#### WHAT YOU HAVE TO DO:
An exact copy of all entries is the expected answer.

[Opening RECORDS SUPPLIED section]

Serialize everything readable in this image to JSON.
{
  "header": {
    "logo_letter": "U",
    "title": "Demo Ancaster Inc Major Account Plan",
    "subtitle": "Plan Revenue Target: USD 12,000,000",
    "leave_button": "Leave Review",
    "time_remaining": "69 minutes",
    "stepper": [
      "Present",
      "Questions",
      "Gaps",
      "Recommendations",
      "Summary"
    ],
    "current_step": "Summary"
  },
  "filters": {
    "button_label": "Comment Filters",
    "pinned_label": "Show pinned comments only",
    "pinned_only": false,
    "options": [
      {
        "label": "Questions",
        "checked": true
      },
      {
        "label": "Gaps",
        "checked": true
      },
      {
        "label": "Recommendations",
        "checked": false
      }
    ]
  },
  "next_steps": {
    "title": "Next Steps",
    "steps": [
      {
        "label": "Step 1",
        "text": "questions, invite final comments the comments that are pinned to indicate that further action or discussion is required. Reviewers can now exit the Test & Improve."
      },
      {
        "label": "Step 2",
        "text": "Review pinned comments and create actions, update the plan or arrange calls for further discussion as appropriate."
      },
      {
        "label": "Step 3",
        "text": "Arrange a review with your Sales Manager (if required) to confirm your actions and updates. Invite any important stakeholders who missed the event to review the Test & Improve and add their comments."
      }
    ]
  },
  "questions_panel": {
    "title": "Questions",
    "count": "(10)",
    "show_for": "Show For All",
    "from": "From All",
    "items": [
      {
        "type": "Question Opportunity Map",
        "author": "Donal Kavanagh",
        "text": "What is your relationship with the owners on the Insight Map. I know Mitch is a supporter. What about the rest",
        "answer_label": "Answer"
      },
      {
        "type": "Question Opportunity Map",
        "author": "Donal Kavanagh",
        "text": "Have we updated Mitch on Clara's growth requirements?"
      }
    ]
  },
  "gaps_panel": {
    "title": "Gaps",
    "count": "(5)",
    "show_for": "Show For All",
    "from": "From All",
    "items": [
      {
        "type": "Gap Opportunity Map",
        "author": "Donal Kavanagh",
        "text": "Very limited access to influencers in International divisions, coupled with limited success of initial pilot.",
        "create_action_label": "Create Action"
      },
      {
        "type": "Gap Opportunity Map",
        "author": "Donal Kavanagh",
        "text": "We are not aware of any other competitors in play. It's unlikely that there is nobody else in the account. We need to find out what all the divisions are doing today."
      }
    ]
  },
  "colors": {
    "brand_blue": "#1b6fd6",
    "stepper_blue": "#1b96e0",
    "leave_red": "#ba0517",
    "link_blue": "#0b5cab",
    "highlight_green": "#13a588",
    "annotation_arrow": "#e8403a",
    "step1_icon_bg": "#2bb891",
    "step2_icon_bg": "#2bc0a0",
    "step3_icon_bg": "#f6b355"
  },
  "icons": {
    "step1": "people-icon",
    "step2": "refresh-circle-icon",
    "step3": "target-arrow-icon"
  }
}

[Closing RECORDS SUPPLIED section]

#### REPLY TO THE EXERCISE:
Serialize everything readable in this image to JSON.
{
  "header": {
    "logo_letter": "U",
    "title": "Demo Ancaster Inc Major Account Plan",
    "subtitle": "Plan Revenue Target: USD 12,000,000",
    "leave_button": "Leave Review",
    "time_remaining": "69 minutes",
    "stepper": [
      "Present",
      "Questions",
      "Gaps",
      "Recommendations",
      "Summary"
    ],
    "current_step": "Summary"
  },
  "filters": {
    "button_label": "Comment Filters",
    "pinned_label": "Show pinned comments only",
    "pinned_only": false,
    "options": [
      {
        "label": "Questions",
        "checked": true
      },
      {
        "label": "Gaps",
        "checked": true
      },
      {
        "label": "Recommendations",
        "checked": false
      }
    ]
  },
  "next_steps": {
    "title": "Next Steps",
    "steps": [
      {
        "label": "Step 1",
        "text": "questions, invite final comments the comments that are pinned to indicate that further action or discussion is required. Reviewers can now exit the Test & Improve."
      },
      {
        "label": "Step 2",
        "text": "Review pinned comments and create actions, update the plan or arrange calls for further discussion as appropriate."
      },
      {
        "label": "Step 3",
        "text": "Arrange a review with your Sales Manager (if required) to confirm your actions and updates. Invite any important stakeholders who missed the event to review the Test & Improve and add their comments."
      }
    ]
  },
  "questions_panel": {
    "title": "Questions",
    "count": "(10)",
    "show_for": "Show For All",
    "from": "From All",
    "items": [
      {
        "type": "Question Opportunity Map",
        "author": "Donal Kavanagh",
        "text": "What is your relationship with the owners on the Insight Map. I know Mitch is a supporter. What about the rest",
        "answer_label": "Answer"
      },
      {
        "type": "Question Opportunity Map",
        "author": "Donal Kavanagh",
        "text": "Have we updated Mitch on Clara's growth requirements?"
      }
    ]
  },
  "gaps_panel": {
    "title": "Gaps",
    "count": "(5)",
    "show_for": "Show For All",
    "from": "From All",
    "items": [
      {
        "type": "Gap Opportunity Map",
        "author": "Donal Kavanagh",
        "text": "Very limited access to influencers in International divisions, coupled with limited success of initial pilot.",
        "create_action_label": "Create Action"
      },
      {
        "type": "Gap Opportunity Map",
        "author": "Donal Kavanagh",
        "text": "We are not aware of any other competitors in play. It's unlikely that there is nobody else in the account. We need to find out what all the divisions are doing today."
      }
    ]
  },
  "colors": {
    "brand_blue": "#1b6fd6",
    "stepper_blue": "#1b96e0",
    "leave_red": "#ba0517",
    "link_blue": "#0b5cab",
    "highlight_green": "#13a588",
    "annotation_arrow": "#e8403a",
    "step1_icon_bg": "#2bb891",
    "step2_icon_bg": "#2bc0a0",
    "step3_icon_bg": "#f6b355"
  },
  "icons": {
    "step1": "people-icon",
    "step2": "refresh-circle-icon",
    "step3": "target-arrow-icon"
  }
}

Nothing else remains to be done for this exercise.